## Prompt
Nothing in the records should differ when you write them out again.
▬▬▬▬▬▬
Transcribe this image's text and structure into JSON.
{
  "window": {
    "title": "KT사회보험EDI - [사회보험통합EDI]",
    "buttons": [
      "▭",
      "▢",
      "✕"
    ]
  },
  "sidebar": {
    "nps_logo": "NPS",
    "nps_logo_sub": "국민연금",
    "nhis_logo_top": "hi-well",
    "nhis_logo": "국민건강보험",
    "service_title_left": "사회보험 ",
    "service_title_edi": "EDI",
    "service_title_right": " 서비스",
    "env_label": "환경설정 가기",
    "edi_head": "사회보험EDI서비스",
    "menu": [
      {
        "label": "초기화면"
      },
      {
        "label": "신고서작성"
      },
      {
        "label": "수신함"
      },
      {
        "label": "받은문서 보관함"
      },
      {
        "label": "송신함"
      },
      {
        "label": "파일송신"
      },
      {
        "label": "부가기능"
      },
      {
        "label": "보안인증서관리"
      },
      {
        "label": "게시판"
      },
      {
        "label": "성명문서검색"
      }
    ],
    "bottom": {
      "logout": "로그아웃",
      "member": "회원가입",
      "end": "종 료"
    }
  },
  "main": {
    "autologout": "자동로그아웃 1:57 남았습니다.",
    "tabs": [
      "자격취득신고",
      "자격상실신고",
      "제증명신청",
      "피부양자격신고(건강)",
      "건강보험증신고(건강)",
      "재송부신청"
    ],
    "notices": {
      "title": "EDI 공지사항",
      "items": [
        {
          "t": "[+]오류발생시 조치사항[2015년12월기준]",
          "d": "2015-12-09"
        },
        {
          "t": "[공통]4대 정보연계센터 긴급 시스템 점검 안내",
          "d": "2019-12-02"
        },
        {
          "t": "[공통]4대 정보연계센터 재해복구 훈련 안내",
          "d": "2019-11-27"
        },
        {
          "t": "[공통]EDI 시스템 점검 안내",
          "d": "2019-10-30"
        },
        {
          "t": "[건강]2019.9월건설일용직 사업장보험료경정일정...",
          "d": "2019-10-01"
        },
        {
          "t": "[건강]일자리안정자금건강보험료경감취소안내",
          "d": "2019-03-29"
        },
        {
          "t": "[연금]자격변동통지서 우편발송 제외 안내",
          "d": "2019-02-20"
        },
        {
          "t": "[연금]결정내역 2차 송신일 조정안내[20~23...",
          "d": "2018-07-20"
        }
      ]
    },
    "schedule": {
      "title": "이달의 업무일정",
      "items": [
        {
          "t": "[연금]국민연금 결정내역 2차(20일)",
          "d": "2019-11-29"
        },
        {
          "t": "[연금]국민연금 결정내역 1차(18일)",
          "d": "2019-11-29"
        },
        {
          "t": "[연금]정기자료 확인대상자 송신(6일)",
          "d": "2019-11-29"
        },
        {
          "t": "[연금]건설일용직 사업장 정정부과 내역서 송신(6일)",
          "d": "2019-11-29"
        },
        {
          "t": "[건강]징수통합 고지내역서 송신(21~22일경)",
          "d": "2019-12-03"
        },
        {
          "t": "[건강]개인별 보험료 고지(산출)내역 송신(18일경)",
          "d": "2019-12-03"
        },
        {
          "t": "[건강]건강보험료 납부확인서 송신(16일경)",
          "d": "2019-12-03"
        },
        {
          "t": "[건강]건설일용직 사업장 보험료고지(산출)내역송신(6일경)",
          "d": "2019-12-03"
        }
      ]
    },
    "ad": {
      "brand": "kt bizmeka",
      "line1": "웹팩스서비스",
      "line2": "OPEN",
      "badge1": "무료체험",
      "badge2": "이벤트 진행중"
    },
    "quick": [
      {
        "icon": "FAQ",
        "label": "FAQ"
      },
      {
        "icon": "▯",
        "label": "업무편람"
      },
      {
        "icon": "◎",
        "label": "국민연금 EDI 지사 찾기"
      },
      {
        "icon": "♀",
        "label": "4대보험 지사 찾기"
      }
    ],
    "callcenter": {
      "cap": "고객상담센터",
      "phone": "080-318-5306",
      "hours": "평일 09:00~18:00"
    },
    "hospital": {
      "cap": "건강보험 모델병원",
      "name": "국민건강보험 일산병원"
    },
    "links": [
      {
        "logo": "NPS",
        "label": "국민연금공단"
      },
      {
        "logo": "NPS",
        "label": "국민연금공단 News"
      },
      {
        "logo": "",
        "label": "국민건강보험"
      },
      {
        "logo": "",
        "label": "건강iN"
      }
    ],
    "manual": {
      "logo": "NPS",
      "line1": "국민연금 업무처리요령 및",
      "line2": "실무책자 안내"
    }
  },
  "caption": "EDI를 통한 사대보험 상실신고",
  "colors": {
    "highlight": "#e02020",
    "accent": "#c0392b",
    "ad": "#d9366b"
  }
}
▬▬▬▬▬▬
## Solution for this task
Transcribe this image's text and structure into JSON.
{
  "window": {
    "title": "KT사회보험EDI - [사회보험통합EDI]",
    "buttons": [
      "▭",
      "▢",
      "✕"
    ]
  },
  "sidebar": {
    "nps_logo": "NPS",
    "nps_logo_sub": "국민연금",
    "nhis_logo_top": "hi-well",
    "nhis_logo": "국민건강보험",
    "service_title_left": "사회보험 ",
    "service_title_edi": "EDI",
    "service_title_right": " 서비스",
    "env_label": "환경설정 가기",
    "edi_head": "사회보험EDI서비스",
    "menu": [
      {
        "label": "초기화면"
      },
      {
        "label": "신고서작성"
      },
      {
        "label": "수신함"
      },
      {
        "label": "받은문서 보관함"
      },
      {
        "label": "송신함"
      },
      {
        "label": "파일송신"
      },
      {
        "label": "부가기능"
      },
      {
        "label": "보안인증서관리"
      },
      {
        "label": "게시판"
      },
      {
        "label": "성명문서검색"
      }
    ],
    "bottom": {
      "logout": "로그아웃",
      "member": "회원가입",
      "end": "종 료"
    }
  },
  "main": {
    "autologout": "자동로그아웃 1:57 남았습니다.",
    "tabs": [
      "자격취득신고",
      "자격상실신고",
      "제증명신청",
      "피부양자격신고(건강)",
      "건강보험증신고(건강)",
      "재송부신청"
    ],
    "notices": {
      "title": "EDI 공지사항",
      "items": [
        {
          "t": "[+]오류발생시 조치사항[2015년12월기준]",
          "d": "2015-12-09"
        },
        {
          "t": "[공통]4대 정보연계센터 긴급 시스템 점검 안내",
          "d": "2019-12-02"
        },
        {
          "t": "[공통]4대 정보연계센터 재해복구 훈련 안내",
          "d": "2019-11-27"
        },
        {
          "t": "[공통]EDI 시스템 점검 안내",
          "d": "2019-10-30"
        },
        {
          "t": "[건강]2019.9월건설일용직 사업장보험료경정일정...",
          "d": "2019-10-01"
        },
        {
          "t": "[건강]일자리안정자금건강보험료경감취소안내",
          "d": "2019-03-29"
        },
        {
          "t": "[연금]자격변동통지서 우편발송 제외 안내",
          "d": "2019-02-20"
        },
        {
          "t": "[연금]결정내역 2차 송신일 조정안내[20~23...",
          "d": "2018-07-20"
        }
      ]
    },
    "schedule": {
      "title": "이달의 업무일정",
      "items": [
        {
          "t": "[연금]국민연금 결정내역 2차(20일)",
          "d": "2019-11-29"
        },
        {
          "t": "[연금]국민연금 결정내역 1차(18일)",
          "d": "2019-11-29"
        },
        {
          "t": "[연금]정기자료 확인대상자 송신(6일)",
          "d": "2019-11-29"
        },
        {
          "t": "[연금]건설일용직 사업장 정정부과 내역서 송신(6일)",
          "d": "2019-11-29"
        },
        {
          "t": "[건강]징수통합 고지내역서 송신(21~22일경)",
          "d": "2019-12-03"
        },
        {
          "t": "[건강]개인별 보험료 고지(산출)내역 송신(18일경)",
          "d": "2019-12-03"
        },
        {
          "t": "[건강]건강보험료 납부확인서 송신(16일경)",
          "d": "2019-12-03"
        },
        {
          "t": "[건강]건설일용직 사업장 보험료고지(산출)내역송신(6일경)",
          "d": "2019-12-03"
        }
      ]
    },
    "ad": {
      "brand": "kt bizmeka",
      "line1": "웹팩스서비스",
      "line2": "OPEN",
      "badge1": "무료체험",
      "badge2": "이벤트 진행중"
    },
    "quick": [
      {
        "icon": "FAQ",
        "label": "FAQ"
      },
      {
        "icon": "▯",
        "label": "업무편람"
      },
      {
        "icon": "◎",
        "label": "국민연금 EDI 지사 찾기"
      },
      {
        "icon": "♀",
        "label": "4대보험 지사 찾기"
      }
    ],
    "callcenter": {
      "cap": "고객상담센터",
      "phone": "080-318-5306",
      "hours": "평일 09:00~18:00"
    },
    "hospital": {
      "cap": "건강보험 모델병원",
      "name": "국민건강보험 일산병원"
    },
    "links": [
      {
        "logo": "NPS",
        "label": "국민연금공단"
      },
      {
        "logo": "NPS",
        "label": "국민연금공단 News"
      },
      {
        "logo": "",
        "label": "국민건강보험"
      },
      {
        "logo": "",
        "label": "건강iN"
      }
    ],
    "manual": {
      "logo": "NPS",
      "line1": "국민연금 업무처리요령 및",
      "line2": "실무책자 안내"
    }
  },
  "caption": "EDI를 통한 사대보험 상실신고",
  "colors": {
    "highlight": "#e02020",
    "accent": "#c0392b",
    "ad": "#d9366b"
  }
}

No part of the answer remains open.